The Science Behind Tough Mudder: How Your Body Responds to Extreme Challenges

Tough Mudder is not your average endurance race. With its grueling obstacles and demanding physical challenges, this event pushes participants to their limits. But have you ever wondered how your body responds to such extreme challenges? In this article, we delve into the science behind Tough Mudder and explore the physiological changes that occur in your body during this intense experience.

The Adrenaline Rush

When you first step onto the Tough Mudder course, your body immediately goes into fight-or-flight mode. Adrenaline, a hormone released by the adrenal glands, floods your bloodstream. This surge of adrenaline prepares your body for action by increasing heart rate, blood pressure, and breathing rate.

As you tackle each obstacle, whether it’s crawling through mud or scaling walls, adrenaline continues to flow through your system. This heightened state of arousal keeps you alert and focused, allowing you to navigate the challenges with intensity and determination.

Endurance Training

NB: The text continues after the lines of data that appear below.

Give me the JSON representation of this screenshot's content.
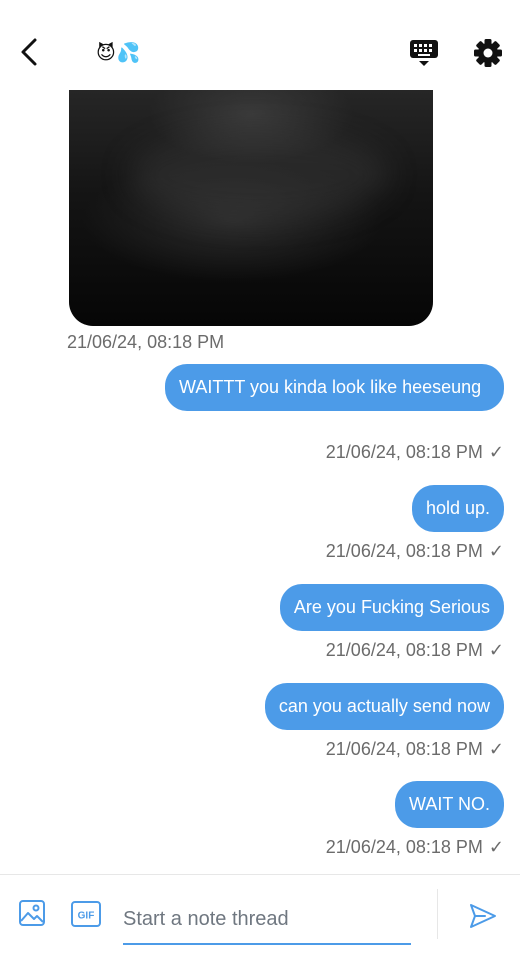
{
  "header": {
    "title_emojis": "😈💦",
    "icons": [
      "chevron-left-icon",
      "keyboard-icon",
      "gear-icon"
    ]
  },
  "photo_message": {
    "timestamp": "21/06/24, 08:18 PM"
  },
  "messages": [
    {
      "text": "WAITTT you kinda look like heeseung",
      "timestamp": "21/06/24, 08:18 PM",
      "status": "✓"
    },
    {
      "text": "hold up.",
      "timestamp": "21/06/24, 08:18 PM",
      "status": "✓"
    },
    {
      "text": "Are you Fucking Serious",
      "timestamp": "21/06/24, 08:18 PM",
      "status": "✓"
    },
    {
      "text": "can you actually send now",
      "timestamp": "21/06/24, 08:18 PM",
      "status": "✓"
    },
    {
      "text": "WAIT NO.",
      "timestamp": "21/06/24, 08:18 PM",
      "status": "✓"
    }
  ],
  "composer": {
    "placeholder": "Start a note thread",
    "value": "",
    "gif_label": "GIF",
    "icons": [
      "image-icon",
      "gif-icon",
      "send-icon"
    ]
  },
  "colors": {
    "accent": "#4c9be8",
    "bubble_text": "#ffffff",
    "timestamp_text": "#6b6b6b",
    "background": "#ffffff"
  }
}
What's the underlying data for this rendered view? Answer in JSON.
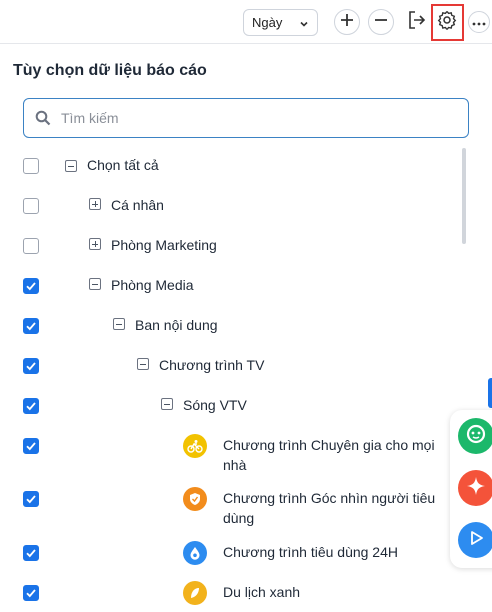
{
  "toolbar": {
    "period_select": "Ngày",
    "zoom_in_icon": "plus-icon",
    "zoom_out_icon": "minus-icon",
    "export_icon": "export-icon",
    "settings_icon": "gear-icon",
    "more_icon": "more-icon",
    "highlight_color": "#e53935"
  },
  "panel": {
    "title": "Tùy chọn dữ liệu báo cáo",
    "search_placeholder": "Tìm kiếm",
    "search_value": ""
  },
  "tree": [
    {
      "label": "Chọn tất cả",
      "checked": false,
      "toggle": "minus"
    },
    {
      "label": "Cá nhân",
      "checked": false,
      "toggle": "plus"
    },
    {
      "label": "Phòng Marketing",
      "checked": false,
      "toggle": "plus"
    },
    {
      "label": "Phòng Media",
      "checked": true,
      "toggle": "minus"
    },
    {
      "label": "Ban nội dung",
      "checked": true,
      "toggle": "minus"
    },
    {
      "label": "Chương trình TV",
      "checked": true,
      "toggle": "minus"
    },
    {
      "label": "Sóng VTV",
      "checked": true,
      "toggle": "minus"
    },
    {
      "label_line1": "Chương trình Chuyên gia cho mọi",
      "label_line2": "nhà",
      "checked": true,
      "icon": "bike-icon",
      "icon_color": "#f2c200"
    },
    {
      "label_line1": "Chương trình Góc nhìn người tiêu",
      "label_line2": "dùng",
      "checked": true,
      "icon": "shield-icon",
      "icon_color": "#f28c1c"
    },
    {
      "label": "Chương trình tiêu dùng 24H",
      "checked": true,
      "icon": "drop-icon",
      "icon_color": "#2d8cf0"
    },
    {
      "label": "Du lịch xanh",
      "checked": true,
      "icon": "leaf-icon",
      "icon_color": "#f2b21c"
    }
  ],
  "floating": {
    "chat_icon": "chat-icon",
    "chat_color": "#1cb86b",
    "ai_icon": "sparkle-icon",
    "ai_color": "#f4533a",
    "play_icon": "play-icon",
    "play_color": "#2d8cf0",
    "accent": "#1a73e8"
  }
}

Completing a Tough Mudder requires not only strength but also endurance. To prepare for this physically demanding event, many participants engage in months of training. Endurance training involves activities that increase cardiovascular fitness and improve stamina.

During endurance training sessions, your body adapts in several ways. Your heart becomes stronger and more efficient at pumping blood to deliver oxygen to working muscles. Your lungs also become more efficient at taking in oxygen and expelling carbon dioxide.

Additionally, endurance training promotes increased mitochondrial density within muscle cells. Mitochondria are responsible for producing energy-rich molecules called ATP (adenosine triphosphate). With more mitochondria present in muscle cells, you’ll have a greater capacity for sustained physical activity without fatigue.

Overcoming Mental Barriers

Tough Mudder is not just a test of physical strength but also mental toughness. As you face daunting obstacles and push through physical discomfort, your mental resilience becomes a crucial factor in your success.

During the race, your brain releases endorphins, neurotransmitters that act as natural painkillers and mood enhancers. These endorphins help to alleviate the physical discomfort and fatigue that you may experience during the event. They also create a sense of euphoria, commonly known as the “runner’s high.”

Moreover, participating in Tough Mudder can boost your self-confidence and improve your overall mental well-being. Overcoming obstacles and completing challenges that once seemed impossible can have a profound impact on your self-belief and sense of accomplishment.

The Importance of Recovery

After completing a Tough Mudder, it’s essential to prioritize recovery to allow your body to heal and rebuild. Engaging in post-race recovery strategies can help reduce muscle soreness, inflammation, and fatigue.

One of the most effective ways to aid recovery is through proper nutrition. Consuming a balanced diet with adequate protein helps repair damaged muscle tissues. Rehydrating with fluids rich in electrolytes is also crucial for replenishing lost fluids during the race.

Additionally, getting enough restorative sleep allows your body to repair itself at a cellular level. During sleep, growth hormone is released, which aids in muscle recovery and regeneration.

In conclusion, participating in Tough Mudder puts both your body and mind through extreme challenges. The adrenaline rush primes you for action while endurance training prepares your cardiovascular system for sustained effort. Overcoming mental barriers becomes essential as you tackle each obstacle on the course. Lastly, prioritizing recovery after the event ensures that your body can heal properly. So lace up those shoes, train hard, and embrace the science behind Tough Mudder – it’s not just a race but an incredible journey of physical and mental transformation.

This text was generated using a large language model, and select text has been reviewed and moderated for purposes such as readability.